TASK BRIEF: Go through the records and write each one out again exactly.

Records from a dataset:
• • • • • • •

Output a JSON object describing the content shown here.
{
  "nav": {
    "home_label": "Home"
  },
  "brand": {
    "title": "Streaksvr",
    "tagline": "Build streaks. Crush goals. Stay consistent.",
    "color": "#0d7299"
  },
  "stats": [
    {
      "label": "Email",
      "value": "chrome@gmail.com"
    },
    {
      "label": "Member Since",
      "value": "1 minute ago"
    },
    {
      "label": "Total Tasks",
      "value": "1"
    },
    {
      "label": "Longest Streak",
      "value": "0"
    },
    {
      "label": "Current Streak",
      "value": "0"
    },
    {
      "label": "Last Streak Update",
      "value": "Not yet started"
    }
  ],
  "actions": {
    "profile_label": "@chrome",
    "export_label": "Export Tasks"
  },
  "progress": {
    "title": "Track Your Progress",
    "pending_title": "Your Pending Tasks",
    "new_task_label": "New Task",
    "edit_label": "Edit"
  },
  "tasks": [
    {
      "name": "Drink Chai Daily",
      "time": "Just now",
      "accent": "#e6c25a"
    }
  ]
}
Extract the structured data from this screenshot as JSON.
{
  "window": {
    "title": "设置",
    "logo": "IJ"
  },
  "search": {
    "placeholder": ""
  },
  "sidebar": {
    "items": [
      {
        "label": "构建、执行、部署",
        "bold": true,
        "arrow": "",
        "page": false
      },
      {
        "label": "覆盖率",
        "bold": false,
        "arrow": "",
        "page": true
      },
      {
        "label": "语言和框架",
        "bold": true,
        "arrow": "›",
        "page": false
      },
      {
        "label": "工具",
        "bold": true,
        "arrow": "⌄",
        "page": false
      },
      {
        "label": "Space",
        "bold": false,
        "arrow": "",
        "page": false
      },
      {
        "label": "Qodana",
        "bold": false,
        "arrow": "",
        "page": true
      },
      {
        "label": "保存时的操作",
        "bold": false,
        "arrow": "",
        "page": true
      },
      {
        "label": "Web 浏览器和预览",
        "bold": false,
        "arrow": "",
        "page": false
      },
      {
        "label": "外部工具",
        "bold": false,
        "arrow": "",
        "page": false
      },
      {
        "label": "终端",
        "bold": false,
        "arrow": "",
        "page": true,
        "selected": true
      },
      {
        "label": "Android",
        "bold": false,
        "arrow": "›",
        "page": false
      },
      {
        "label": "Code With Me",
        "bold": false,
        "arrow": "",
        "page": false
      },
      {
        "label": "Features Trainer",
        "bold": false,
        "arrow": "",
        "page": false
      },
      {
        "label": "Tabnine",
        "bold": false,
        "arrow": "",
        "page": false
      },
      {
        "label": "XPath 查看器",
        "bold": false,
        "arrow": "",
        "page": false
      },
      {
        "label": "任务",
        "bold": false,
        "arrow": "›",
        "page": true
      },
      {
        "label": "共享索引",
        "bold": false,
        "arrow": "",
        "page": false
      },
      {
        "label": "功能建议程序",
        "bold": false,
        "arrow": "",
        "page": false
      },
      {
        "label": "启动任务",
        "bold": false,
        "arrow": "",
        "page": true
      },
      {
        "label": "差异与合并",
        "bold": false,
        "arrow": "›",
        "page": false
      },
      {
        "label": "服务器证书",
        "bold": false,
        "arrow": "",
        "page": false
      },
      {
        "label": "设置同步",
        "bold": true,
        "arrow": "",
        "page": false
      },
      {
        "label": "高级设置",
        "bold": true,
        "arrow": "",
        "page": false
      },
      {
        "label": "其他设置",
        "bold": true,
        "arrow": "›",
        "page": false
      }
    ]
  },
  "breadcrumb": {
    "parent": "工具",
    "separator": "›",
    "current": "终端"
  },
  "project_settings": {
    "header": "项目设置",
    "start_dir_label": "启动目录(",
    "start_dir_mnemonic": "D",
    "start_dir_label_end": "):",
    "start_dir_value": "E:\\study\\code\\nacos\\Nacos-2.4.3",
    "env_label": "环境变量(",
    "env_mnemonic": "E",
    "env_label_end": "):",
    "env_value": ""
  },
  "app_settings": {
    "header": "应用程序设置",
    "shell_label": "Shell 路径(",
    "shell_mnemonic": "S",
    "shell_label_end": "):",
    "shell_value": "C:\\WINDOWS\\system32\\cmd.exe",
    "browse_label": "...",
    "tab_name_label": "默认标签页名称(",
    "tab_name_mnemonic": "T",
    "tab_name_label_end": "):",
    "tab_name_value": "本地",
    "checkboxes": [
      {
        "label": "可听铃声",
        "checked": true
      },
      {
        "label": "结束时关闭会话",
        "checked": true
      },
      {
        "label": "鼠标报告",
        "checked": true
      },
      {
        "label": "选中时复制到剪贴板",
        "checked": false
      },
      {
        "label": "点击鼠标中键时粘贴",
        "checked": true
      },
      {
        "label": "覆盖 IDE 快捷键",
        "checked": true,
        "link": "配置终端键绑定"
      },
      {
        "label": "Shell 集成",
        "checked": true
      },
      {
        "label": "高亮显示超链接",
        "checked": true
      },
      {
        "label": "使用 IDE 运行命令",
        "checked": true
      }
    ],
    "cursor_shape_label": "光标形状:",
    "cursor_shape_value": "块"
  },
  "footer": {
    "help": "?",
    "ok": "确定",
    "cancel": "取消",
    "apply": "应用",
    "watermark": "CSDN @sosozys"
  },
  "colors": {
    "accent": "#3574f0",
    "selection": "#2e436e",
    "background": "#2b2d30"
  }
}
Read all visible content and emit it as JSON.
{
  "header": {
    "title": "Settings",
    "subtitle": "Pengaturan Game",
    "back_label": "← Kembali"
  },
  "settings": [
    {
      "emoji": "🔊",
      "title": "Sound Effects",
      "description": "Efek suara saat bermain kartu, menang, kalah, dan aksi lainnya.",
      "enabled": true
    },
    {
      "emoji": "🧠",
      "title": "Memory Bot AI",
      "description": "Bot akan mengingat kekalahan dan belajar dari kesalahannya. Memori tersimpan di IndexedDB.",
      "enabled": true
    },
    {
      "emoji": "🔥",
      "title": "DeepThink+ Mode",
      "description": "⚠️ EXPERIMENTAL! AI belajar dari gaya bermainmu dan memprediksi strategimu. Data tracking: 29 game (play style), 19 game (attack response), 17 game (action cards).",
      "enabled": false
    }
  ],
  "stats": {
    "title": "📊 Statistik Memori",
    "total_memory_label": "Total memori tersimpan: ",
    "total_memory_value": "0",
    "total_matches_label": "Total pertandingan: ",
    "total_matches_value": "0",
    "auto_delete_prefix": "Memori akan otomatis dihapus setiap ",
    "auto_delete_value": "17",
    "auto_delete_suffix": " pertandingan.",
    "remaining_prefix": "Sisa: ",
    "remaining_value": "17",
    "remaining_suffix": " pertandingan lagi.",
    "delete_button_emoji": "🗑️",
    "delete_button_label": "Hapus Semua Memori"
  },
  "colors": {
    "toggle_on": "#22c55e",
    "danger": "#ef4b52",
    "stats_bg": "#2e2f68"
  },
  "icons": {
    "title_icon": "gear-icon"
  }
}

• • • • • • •

WRITTEN SOLUTION:
Output a JSON object describing the content shown here.
{
  "nav": {
    "home_label": "Home"
  },
  "brand": {
    "title": "Streaksvr",
    "tagline": "Build streaks. Crush goals. Stay consistent.",
    "color": "#0d7299"
  },
  "stats": [
    {
      "label": "Email",
      "value": "chrome@gmail.com"
    },
    {
      "label": "Member Since",
      "value": "1 minute ago"
    },
    {
      "label": "Total Tasks",
      "value": "1"
    },
    {
      "label": "Longest Streak",
      "value": "0"
    },
    {
      "label": "Current Streak",
      "value": "0"
    },
    {
      "label": "Last Streak Update",
      "value": "Not yet started"
    }
  ],
  "actions": {
    "profile_label": "@chrome",
    "export_label": "Export Tasks"
  },
  "progress": {
    "title": "Track Your Progress",
    "pending_title": "Your Pending Tasks",
    "new_task_label": "New Task",
    "edit_label": "Edit"
  },
  "tasks": [
    {
      "name": "Drink Chai Daily",
      "time": "Just now",
      "accent": "#e6c25a"
    }
  ]
}
Extract the structured data from this screenshot as JSON.
{
  "window": {
    "title": "设置",
    "logo": "IJ"
  },
  "search": {
    "placeholder": ""
  },
  "sidebar": {
    "items": [
      {
        "label": "构建、执行、部署",
        "bold": true,
        "arrow": "",
        "page": false
      },
      {
        "label": "覆盖率",
        "bold": false,
        "arrow": "",
        "page": true
      },
      {
        "label": "语言和框架",
        "bold": true,
        "arrow": "›",
        "page": false
      },
      {
        "label": "工具",
        "bold": true,
        "arrow": "⌄",
        "page": false
      },
      {
        "label": "Space",
        "bold": false,
        "arrow": "",
        "page": false
      },
      {
        "label": "Qodana",
        "bold": false,
        "arrow": "",
        "page": true
      },
      {
        "label": "保存时的操作",
        "bold": false,
        "arrow": "",
        "page": true
      },
      {
        "label": "Web 浏览器和预览",
        "bold": false,
        "arrow": "",
        "page": false
      },
      {
        "label": "外部工具",
        "bold": false,
        "arrow": "",
        "page": false
      },
      {
        "label": "终端",
        "bold": false,
        "arrow": "",
        "page": true,
        "selected": true
      },
      {
        "label": "Android",
        "bold": false,
        "arrow": "›",
        "page": false
      },
      {
        "label": "Code With Me",
        "bold": false,
        "arrow": "",
        "page": false
      },
      {
        "label": "Features Trainer",
        "bold": false,
        "arrow": "",
        "page": false
      },
      {
        "label": "Tabnine",
        "bold": false,
        "arrow": "",
        "page": false
      },
      {
        "label": "XPath 查看器",
        "bold": false,
        "arrow": "",
        "page": false
      },
      {
        "label": "任务",
        "bold": false,
        "arrow": "›",
        "page": true
      },
      {
        "label": "共享索引",
        "bold": false,
        "arrow": "",
        "page": false
      },
      {
        "label": "功能建议程序",
        "bold": false,
        "arrow": "",
        "page": false
      },
      {
        "label": "启动任务",
        "bold": false,
        "arrow": "",
        "page": true
      },
      {
        "label": "差异与合并",
        "bold": false,
        "arrow": "›",
        "page": false
      },
      {
        "label": "服务器证书",
        "bold": false,
        "arrow": "",
        "page": false
      },
      {
        "label": "设置同步",
        "bold": true,
        "arrow": "",
        "page": false
      },
      {
        "label": "高级设置",
        "bold": true,
        "arrow": "",
        "page": false
      },
      {
        "label": "其他设置",
        "bold": true,
        "arrow": "›",
        "page": false
      }
    ]
  },
  "breadcrumb": {
    "parent": "工具",
    "separator": "›",
    "current": "终端"
  },
  "project_settings": {
    "header": "项目设置",
    "start_dir_label": "启动目录(",
    "start_dir_mnemonic": "D",
    "start_dir_label_end": "):",
    "start_dir_value": "E:\\study\\code\\nacos\\Nacos-2.4.3",
    "env_label": "环境变量(",
    "env_mnemonic": "E",
    "env_label_end": "):",
    "env_value": ""
  },
  "app_settings": {
    "header": "应用程序设置",
    "shell_label": "Shell 路径(",
    "shell_mnemonic": "S",
    "shell_label_end": "):",
    "shell_value": "C:\\WINDOWS\\system32\\cmd.exe",
    "browse_label": "...",
    "tab_name_label": "默认标签页名称(",
    "tab_name_mnemonic": "T",
    "tab_name_label_end": "):",
    "tab_name_value": "本地",
    "checkboxes": [
      {
        "label": "可听铃声",
        "checked": true
      },
      {
        "label": "结束时关闭会话",
        "checked": true
      },
      {
        "label": "鼠标报告",
        "checked": true
      },
      {
        "label": "选中时复制到剪贴板",
        "checked": false
      },
      {
        "label": "点击鼠标中键时粘贴",
        "checked": true
      },
      {
        "label": "覆盖 IDE 快捷键",
        "checked": true,
        "link": "配置终端键绑定"
      },
      {
        "label": "Shell 集成",
        "checked": true
      },
      {
        "label": "高亮显示超链接",
        "checked": true
      },
      {
        "label": "使用 IDE 运行命令",
        "checked": true
      }
    ],
    "cursor_shape_label": "光标形状:",
    "cursor_shape_value": "块"
  },
  "footer": {
    "help": "?",
    "ok": "确定",
    "cancel": "取消",
    "apply": "应用",
    "watermark": "CSDN @sosozys"
  },
  "colors": {
    "accent": "#3574f0",
    "selection": "#2e436e",
    "background": "#2b2d30"
  }
}
Read all visible content and emit it as JSON.
{
  "header": {
    "title": "Settings",
    "subtitle": "Pengaturan Game",
    "back_label": "← Kembali"
  },
  "settings": [
    {
      "emoji": "🔊",
      "title": "Sound Effects",
      "description": "Efek suara saat bermain kartu, menang, kalah, dan aksi lainnya.",
      "enabled": true
    },
    {
      "emoji": "🧠",
      "title": "Memory Bot AI",
      "description": "Bot akan mengingat kekalahan dan belajar dari kesalahannya. Memori tersimpan di IndexedDB.",
      "enabled": true
    },
    {
      "emoji": "🔥",
      "title": "DeepThink+ Mode",
      "description": "⚠️ EXPERIMENTAL! AI belajar dari gaya bermainmu dan memprediksi strategimu. Data tracking: 29 game (play style), 19 game (attack response), 17 game (action cards).",
      "enabled": false
    }
  ],
  "stats": {
    "title": "📊 Statistik Memori",
    "total_memory_label": "Total memori tersimpan: ",
    "total_memory_value": "0",
    "total_matches_label": "Total pertandingan: ",
    "total_matches_value": "0",
    "auto_delete_prefix": "Memori akan otomatis dihapus setiap ",
    "auto_delete_value": "17",
    "auto_delete_suffix": " pertandingan.",
    "remaining_prefix": "Sisa: ",
    "remaining_value": "17",
    "remaining_suffix": " pertandingan lagi.",
    "delete_button_emoji": "🗑️",
    "delete_button_label": "Hapus Semua Memori"
  },
  "colors": {
    "toggle_on": "#22c55e",
    "danger": "#ef4b52",
    "stats_bg": "#2e2f68"
  },
  "icons": {
    "title_icon": "gear-icon"
  }
}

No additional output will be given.